When converted, the Interlake ships are expected to be the first LNG-powered ships on the Great Lakes and among the first in the U.S. With a goal of converting the first vessel by the spring of 2015, Interlake is already working through engineering and design, seeking regulatory approval and securing financing. Shell would be Interlake's exclusive supplier of LNG for each converted vessel.
Interlake operates a fleet of 10 vessels. Their age profile is a testimony to just how long hulls can remain viable in fresh water Great Lakes service. The youngest is the tug Dorothy Anne, delivered in 1999, which is paired with the 606 ft self-unloading barge Pathfinder entered service in 1998 after conversion from the former straight-deck bulk carrier, Steamer J. L. Mauthe, which was built in 1953 for the Interlake Steamship Company. The flagship of the fleet, and at 1,013.5 ft the longest laker in service, was built in 1981.
The oldest ship in the fleet is the M/V Lee A. Tregurtha, which is the most converted vessels in the Great Lakes fleet and probably the only ship still in service with two battle stars for World War II service, the original ship underneath all the conversions being the WWII tanker Mobiloil. Still, making the point that investments in lakers can make sense regardless of their original delivery date, she was converted from steam to diesel propulsion as recently as 2006.
Interlake says that the conversion of its vessels from heavy fuel oil burning engines to engines that operate on LNG will require significant capital investments, but those investments are expected to result in significant environmental benefits. Interlake anticipates that the conversion to LNG will result in significant reductions of carbon dioxide, sulfur oxide, nitrogen oxide and particulate matter.
"This move takes our dedication to environmental stewardship to the next level," explains Mark Barker, President of Interlake. "While the marine mode of transportation is already by far the most environmentally friendly way to move goods throughout the Great Lakes region, operating on LNG would further reduce our vessels' environmental impacts. We not only respect the needs of our customers, but work to minimize the impact on the waterways which we operate."

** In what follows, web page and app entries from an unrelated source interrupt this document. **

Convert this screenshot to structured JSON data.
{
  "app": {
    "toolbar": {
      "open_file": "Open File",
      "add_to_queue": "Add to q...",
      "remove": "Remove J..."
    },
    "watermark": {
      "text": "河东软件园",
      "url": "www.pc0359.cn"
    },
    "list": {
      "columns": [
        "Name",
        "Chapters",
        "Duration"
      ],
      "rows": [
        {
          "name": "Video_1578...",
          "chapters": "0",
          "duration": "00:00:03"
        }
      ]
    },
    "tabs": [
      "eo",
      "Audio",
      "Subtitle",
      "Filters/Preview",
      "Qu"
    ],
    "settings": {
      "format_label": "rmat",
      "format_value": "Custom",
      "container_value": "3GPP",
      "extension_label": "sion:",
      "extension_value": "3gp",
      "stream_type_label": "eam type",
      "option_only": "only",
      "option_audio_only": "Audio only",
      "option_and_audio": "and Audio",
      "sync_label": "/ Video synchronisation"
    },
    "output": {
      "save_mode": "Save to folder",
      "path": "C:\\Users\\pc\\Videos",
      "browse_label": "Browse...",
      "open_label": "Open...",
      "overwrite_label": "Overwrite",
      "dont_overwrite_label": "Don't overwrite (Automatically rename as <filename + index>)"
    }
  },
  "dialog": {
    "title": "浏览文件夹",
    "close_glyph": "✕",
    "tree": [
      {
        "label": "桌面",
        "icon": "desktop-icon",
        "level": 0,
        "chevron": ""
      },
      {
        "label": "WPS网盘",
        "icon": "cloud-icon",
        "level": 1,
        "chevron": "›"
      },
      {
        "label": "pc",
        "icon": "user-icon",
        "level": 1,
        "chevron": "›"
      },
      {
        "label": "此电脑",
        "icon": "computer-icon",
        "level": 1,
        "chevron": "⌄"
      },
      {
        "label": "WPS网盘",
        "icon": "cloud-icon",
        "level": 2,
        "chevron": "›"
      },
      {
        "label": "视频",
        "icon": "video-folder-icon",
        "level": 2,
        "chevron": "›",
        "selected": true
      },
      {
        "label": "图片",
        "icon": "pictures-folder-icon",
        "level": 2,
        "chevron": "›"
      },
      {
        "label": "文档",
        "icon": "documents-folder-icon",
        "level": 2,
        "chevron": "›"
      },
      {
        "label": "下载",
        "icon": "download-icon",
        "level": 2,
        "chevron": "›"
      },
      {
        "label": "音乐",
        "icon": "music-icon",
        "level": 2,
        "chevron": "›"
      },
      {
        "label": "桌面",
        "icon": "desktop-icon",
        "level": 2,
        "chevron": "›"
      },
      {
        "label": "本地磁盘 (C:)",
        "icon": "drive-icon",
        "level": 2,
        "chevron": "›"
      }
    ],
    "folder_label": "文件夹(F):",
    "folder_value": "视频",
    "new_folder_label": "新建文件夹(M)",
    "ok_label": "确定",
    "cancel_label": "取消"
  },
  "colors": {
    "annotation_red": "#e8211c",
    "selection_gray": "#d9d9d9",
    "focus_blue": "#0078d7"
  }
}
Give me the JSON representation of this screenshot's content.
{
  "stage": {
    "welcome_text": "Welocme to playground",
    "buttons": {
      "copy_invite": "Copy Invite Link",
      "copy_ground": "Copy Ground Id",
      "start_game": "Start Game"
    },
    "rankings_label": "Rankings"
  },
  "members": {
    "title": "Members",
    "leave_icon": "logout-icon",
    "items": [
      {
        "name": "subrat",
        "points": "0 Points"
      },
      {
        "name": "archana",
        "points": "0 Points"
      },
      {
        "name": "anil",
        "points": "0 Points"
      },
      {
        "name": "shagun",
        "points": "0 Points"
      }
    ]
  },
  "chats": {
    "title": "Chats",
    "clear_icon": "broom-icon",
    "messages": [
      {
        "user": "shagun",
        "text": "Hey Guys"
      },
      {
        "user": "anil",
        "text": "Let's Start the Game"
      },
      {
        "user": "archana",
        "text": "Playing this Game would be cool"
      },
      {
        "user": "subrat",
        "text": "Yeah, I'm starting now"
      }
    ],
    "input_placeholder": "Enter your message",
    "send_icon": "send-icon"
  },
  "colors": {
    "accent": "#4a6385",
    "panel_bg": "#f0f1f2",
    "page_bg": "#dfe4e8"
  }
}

The move to LNG allows Interlake to use a fuel that is sourced, produced and distributed entirely in North America, reducing the use of and reliance on imported fossil fuels.
"The marine transportation industry already supports thousands of jobs and billions of dollars in wages throughout the Great Lakes," adds Barker. "We are now evolving in a way that would allow Interlake to participate in the long-term growth and economic prosperity of the region that it has served for 100 years. This move allows us to back the growing natural gas industry, which is also creating valuable jobs here in the U.S."
Shell announced plans last month to invest in a liquefaction unit at its Sarnia Manufacturing Centre in Ontario, Canada. Once operational, this project will supply LNG fuel throughout the Great Lakes, their bordering U.S. States, Canadian provinces and the St. Lawrence Seaway.